I’m still not sure what to make sure of these “Team X is scouting Player Y” reports we’ve seen so many of this summer, simply because we don’t really have a baseline for judging how much scouting happens in the normal course.
Maybe some teams have guys at everyone’s games, at least periodically, to fill out their Massive Scouting Database of Doom. Maybe if a team has a scout at a certain game they are looking at a different player than everyone thinks they’re looking at. Even if the reporter talks to a scout and asks him who he’s looking at, maybe the scout lies to create misinformation. I mean, scouting is recon, and why would a team want the other guys to know what they’re, um, reconning?
Which isn’t to say those “Team X is scouting Player Y” reports are wrong. I’ve been running them if they come from reporters who usually get things right. I just don’t know what to think about them yet. Maybe I’d feel better if the reporter were to actually say “a scout from Team X said he’s scouting Player Y.” That requires a lot more commitment on everyone involved. Maybe it makes no difference. I’m just thinking out loud here.
Anyway, Ed Price is one of those guys who usually get things right, so I’ll pass it along when he says things like the Mets are scouting the Orioles’ Jeremy Guthrie. I don’t think I buy his source who says that the Mets think Guthrie could be a better bet than Ted Lilly — or maybe the Mets do think that and they’re just crazy — but there you go.
For what it’s worth, Guthrie is 3-10 with a 4.58 ERA and a K/BB ratio of 63/35 in 118 innings. He is not, in short, anything approaching a difference maker. But hey, maybe the scout has noticed that he’s tipping his pitches, which is another unverifiable thing that befuddles me almost as much as the “Team X is scouting Player Y” reports.
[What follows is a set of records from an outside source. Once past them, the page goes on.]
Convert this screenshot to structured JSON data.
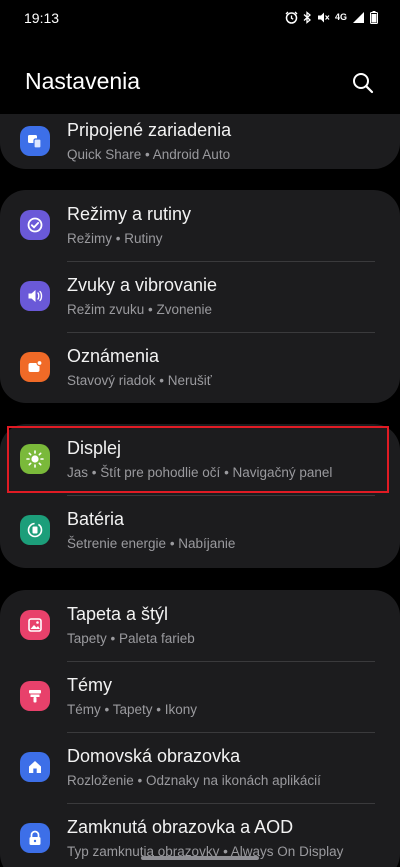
{
  "status": {
    "time": "19:13",
    "network": "4G"
  },
  "header": {
    "title": "Nastavenia"
  },
  "cards": [
    {
      "items": [
        {
          "title": "Pripojené zariadenia",
          "subtitle": "Quick Share  •  Android Auto",
          "icon": "connected-devices-icon",
          "color": "#3d6fe8"
        }
      ]
    },
    {
      "items": [
        {
          "title": "Režimy a rutiny",
          "subtitle": "Režimy  •  Rutiny",
          "icon": "modes-routines-icon",
          "color": "#6a59d8"
        },
        {
          "title": "Zvuky a vibrovanie",
          "subtitle": "Režim zvuku  •  Zvonenie",
          "icon": "sound-icon",
          "color": "#6a59d8"
        },
        {
          "title": "Oznámenia",
          "subtitle": "Stavový riadok  •  Nerušiť",
          "icon": "notifications-icon",
          "color": "#f06a27"
        }
      ]
    },
    {
      "items": [
        {
          "title": "Displej",
          "subtitle": "Jas  •  Štít pre pohodlie očí  •  Navigačný panel",
          "icon": "display-icon",
          "color": "#7ab93a"
        },
        {
          "title": "Batéria",
          "subtitle": "Šetrenie energie  •  Nabíjanie",
          "icon": "battery-icon",
          "color": "#1c9e7a"
        }
      ]
    },
    {
      "items": [
        {
          "title": "Tapeta a štýl",
          "subtitle": "Tapety  •  Paleta farieb",
          "icon": "wallpaper-icon",
          "color": "#e8416b"
        },
        {
          "title": "Témy",
          "subtitle": "Témy  •  Tapety  •  Ikony",
          "icon": "themes-icon",
          "color": "#e8416b"
        },
        {
          "title": "Domovská obrazovka",
          "subtitle": "Rozloženie  •  Odznaky na ikonách aplikácií",
          "icon": "home-screen-icon",
          "color": "#3d6fe8"
        },
        {
          "title": "Zamknutá obrazovka a AOD",
          "subtitle": "Typ zamknutia obrazovky  •  Always On Display",
          "icon": "lock-screen-icon",
          "color": "#3d6fe8"
        }
      ]
    }
  ]
}
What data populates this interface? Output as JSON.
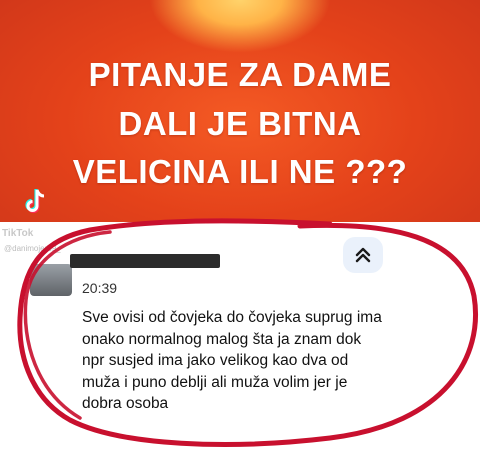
{
  "banner": {
    "line1": "PITANJE ZA DAME",
    "line2": "DALI JE BITNA",
    "line3": "VELICINA ILI NE ???"
  },
  "watermark": {
    "brand": "TikTok",
    "handle": "@danimojero9_"
  },
  "comment": {
    "time": "20:39",
    "lines": [
      "Sve ovisi od čovjeka do čovjeka suprug ima",
      "onako normalnog malog šta ja znam dok",
      "npr susjed ima jako velikog kao dva od",
      "muža i puno deblji ali muža volim jer je",
      "dobra osoba"
    ]
  },
  "colors": {
    "banner": "#e4421a",
    "annotation": "#c8102e",
    "scroll_button_bg": "#eaf1fb",
    "scroll_icon": "#1a73e8"
  },
  "icons": {
    "scroll": "chevrons-up-icon",
    "logo": "tiktok-logo-icon"
  }
}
David Ortiz had a whale of a final season with the Red Sox. It was so good that he was asked, many, many times, if he was thinking of reversing his retirement decision and coming back for 2017. Ortiz always said no, he was still retiring, occasionally making mention of his aching feet and the physical grind his 40-year-old body was undergoing.
We now know just how much of a grind it was. Indeed, it was extreme. We know this because Dan Dyrek, the Red Sox’ coordinator of sports medicine services, tells it to Rob Bradford of WEEI. Dyrek says that the injuries to Ortiz’s feet, which were often referred to as achilles tendon problems, were way, way more complicated than that, affecting every muscle, bone and tendon in his feet in chain reaction fashion. Dyrek:
“He was essentially playing on stumps. Instead of having this nice, flexible, foot, ankle, calf mechanism to act as a shock absorber, he was playing on stumps. And you can do that for only so long. He was in warrior mode trying to play through this. Once we diagnosed him and saw what was going on and started explaining things to him, there was actually a sense of relief because now he had an explanation of what he was in such excruciating pain.”
That Ortiz was able to even walk through what Dyrek describes is pretty amazing. That he was able to put up a near-MVP season with all of that pain is incredible.
For all of the ups and downs of his personal and professional life, Charlie Sheen is and always has been a passionate baseball fan. Sheen once bought out an entire section of bleachers for an Angels game so he could catch a home run ball (he didn’t catch a home run ball). He starred in “Eight Men Out” and, more notably, “Major League.” That latter film earned him the love and admiration of Indians fans which lasts to this day.
Indeed, the love continues to be so great that, right after the Indians clinched the American League pennant, they began lobbying for Sheen to throw out the first pitch of a World Series game in Cleveland. Yesterday afternoon Sheen took to Twitter, posted a pic of his baseball alter ego, and said that, if called upon, he would serve:
While it’s a big broad comedy, the scene in “Major League” in which Sheen comes out of the bullpen to “Wild Thing” blaring and the fans going nuts is legitimately chill-inducing. The fans at Progressive Field are already going to be amped up for the World Series as it is, but imagine how nuts the place would be if they recreated that scene.
Do it, Indians!
UPDATE: Wait, on reflection, don’t do it, Indians. Sheen is sort of a Trumpian figure in that his high profile craziness often causes us to momentarily forget his legitimate badness. We don’t need a guy like that tossing out the first pitch at the World Series.